Page and application data records
=== Begin Enclosure ===
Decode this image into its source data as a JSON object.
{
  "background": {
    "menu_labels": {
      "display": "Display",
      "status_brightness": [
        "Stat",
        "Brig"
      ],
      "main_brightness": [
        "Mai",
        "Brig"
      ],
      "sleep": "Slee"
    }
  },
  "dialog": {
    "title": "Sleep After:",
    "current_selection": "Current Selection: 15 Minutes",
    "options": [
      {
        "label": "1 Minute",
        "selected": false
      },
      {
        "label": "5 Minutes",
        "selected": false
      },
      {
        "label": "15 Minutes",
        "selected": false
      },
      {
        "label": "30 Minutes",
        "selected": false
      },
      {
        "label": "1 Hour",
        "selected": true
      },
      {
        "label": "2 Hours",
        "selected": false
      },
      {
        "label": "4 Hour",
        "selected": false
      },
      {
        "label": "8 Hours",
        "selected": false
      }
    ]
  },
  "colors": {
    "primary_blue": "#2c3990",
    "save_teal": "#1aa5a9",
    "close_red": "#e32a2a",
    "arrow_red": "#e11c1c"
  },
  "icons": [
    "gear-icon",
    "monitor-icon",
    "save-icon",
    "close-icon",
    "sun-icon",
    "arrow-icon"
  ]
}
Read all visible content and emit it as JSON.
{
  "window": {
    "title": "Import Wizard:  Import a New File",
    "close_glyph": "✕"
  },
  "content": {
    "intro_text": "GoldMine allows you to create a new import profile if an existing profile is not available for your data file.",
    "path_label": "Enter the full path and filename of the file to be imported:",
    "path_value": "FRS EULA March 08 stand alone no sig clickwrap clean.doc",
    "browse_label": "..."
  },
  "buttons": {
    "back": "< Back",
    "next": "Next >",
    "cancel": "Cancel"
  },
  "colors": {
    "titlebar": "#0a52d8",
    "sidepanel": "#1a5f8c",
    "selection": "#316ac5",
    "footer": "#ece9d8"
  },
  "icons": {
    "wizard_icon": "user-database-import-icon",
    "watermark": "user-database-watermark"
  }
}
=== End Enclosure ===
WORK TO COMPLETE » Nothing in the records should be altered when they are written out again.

EXPECTED ANSWER »
Decode this image into its source data as a JSON object.
{
  "background": {
    "menu_labels": {
      "display": "Display",
      "status_brightness": [
        "Stat",
        "Brig"
      ],
      "main_brightness": [
        "Mai",
        "Brig"
      ],
      "sleep": "Slee"
    }
  },
  "dialog": {
    "title": "Sleep After:",
    "current_selection": "Current Selection: 15 Minutes",
    "options": [
      {
        "label": "1 Minute",
        "selected": false
      },
      {
        "label": "5 Minutes",
        "selected": false
      },
      {
        "label": "15 Minutes",
        "selected": false
      },
      {
        "label": "30 Minutes",
        "selected": false
      },
      {
        "label": "1 Hour",
        "selected": true
      },
      {
        "label": "2 Hours",
        "selected": false
      },
      {
        "label": "4 Hour",
        "selected": false
      },
      {
        "label": "8 Hours",
        "selected": false
      }
    ]
  },
  "colors": {
    "primary_blue": "#2c3990",
    "save_teal": "#1aa5a9",
    "close_red": "#e32a2a",
    "arrow_red": "#e11c1c"
  },
  "icons": [
    "gear-icon",
    "monitor-icon",
    "save-icon",
    "close-icon",
    "sun-icon",
    "arrow-icon"
  ]
}
Read all visible content and emit it as JSON.
{
  "window": {
    "title": "Import Wizard:  Import a New File",
    "close_glyph": "✕"
  },
  "content": {
    "intro_text": "GoldMine allows you to create a new import profile if an existing profile is not available for your data file.",
    "path_label": "Enter the full path and filename of the file to be imported:",
    "path_value": "FRS EULA March 08 stand alone no sig clickwrap clean.doc",
    "browse_label": "..."
  },
  "buttons": {
    "back": "< Back",
    "next": "Next >",
    "cancel": "Cancel"
  },
  "colors": {
    "titlebar": "#0a52d8",
    "sidepanel": "#1a5f8c",
    "selection": "#316ac5",
    "footer": "#ece9d8"
  },
  "icons": {
    "wizard_icon": "user-database-import-icon",
    "watermark": "user-database-watermark"
  }
}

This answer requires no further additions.